*** Opening of RECORD EXTRACTS ***
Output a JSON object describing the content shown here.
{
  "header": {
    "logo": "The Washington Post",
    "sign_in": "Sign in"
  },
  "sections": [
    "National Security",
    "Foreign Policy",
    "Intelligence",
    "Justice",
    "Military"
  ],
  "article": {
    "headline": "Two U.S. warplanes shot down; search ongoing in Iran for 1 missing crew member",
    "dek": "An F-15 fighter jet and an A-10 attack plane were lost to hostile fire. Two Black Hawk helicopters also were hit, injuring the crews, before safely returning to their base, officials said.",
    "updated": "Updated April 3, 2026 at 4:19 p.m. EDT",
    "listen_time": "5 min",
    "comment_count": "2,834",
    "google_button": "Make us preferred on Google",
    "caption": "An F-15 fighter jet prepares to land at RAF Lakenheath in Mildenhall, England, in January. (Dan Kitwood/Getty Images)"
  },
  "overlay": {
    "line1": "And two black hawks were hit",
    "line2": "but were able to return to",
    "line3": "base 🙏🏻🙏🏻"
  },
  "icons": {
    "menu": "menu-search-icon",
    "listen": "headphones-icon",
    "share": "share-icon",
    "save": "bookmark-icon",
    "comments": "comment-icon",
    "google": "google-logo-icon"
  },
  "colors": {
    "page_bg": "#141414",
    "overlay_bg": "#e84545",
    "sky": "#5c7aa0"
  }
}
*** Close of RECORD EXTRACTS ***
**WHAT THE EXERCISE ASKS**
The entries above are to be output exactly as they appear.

**ANSWER TO THIS EXERCISE**
Output a JSON object describing the content shown here.
{
  "header": {
    "logo": "The Washington Post",
    "sign_in": "Sign in"
  },
  "sections": [
    "National Security",
    "Foreign Policy",
    "Intelligence",
    "Justice",
    "Military"
  ],
  "article": {
    "headline": "Two U.S. warplanes shot down; search ongoing in Iran for 1 missing crew member",
    "dek": "An F-15 fighter jet and an A-10 attack plane were lost to hostile fire. Two Black Hawk helicopters also were hit, injuring the crews, before safely returning to their base, officials said.",
    "updated": "Updated April 3, 2026 at 4:19 p.m. EDT",
    "listen_time": "5 min",
    "comment_count": "2,834",
    "google_button": "Make us preferred on Google",
    "caption": "An F-15 fighter jet prepares to land at RAF Lakenheath in Mildenhall, England, in January. (Dan Kitwood/Getty Images)"
  },
  "overlay": {
    "line1": "And two black hawks were hit",
    "line2": "but were able to return to",
    "line3": "base 🙏🏻🙏🏻"
  },
  "icons": {
    "menu": "menu-search-icon",
    "listen": "headphones-icon",
    "share": "share-icon",
    "save": "bookmark-icon",
    "comments": "comment-icon",
    "google": "google-logo-icon"
  },
  "colors": {
    "page_bg": "#141414",
    "overlay_bg": "#e84545",
    "sky": "#5c7aa0"
  }
}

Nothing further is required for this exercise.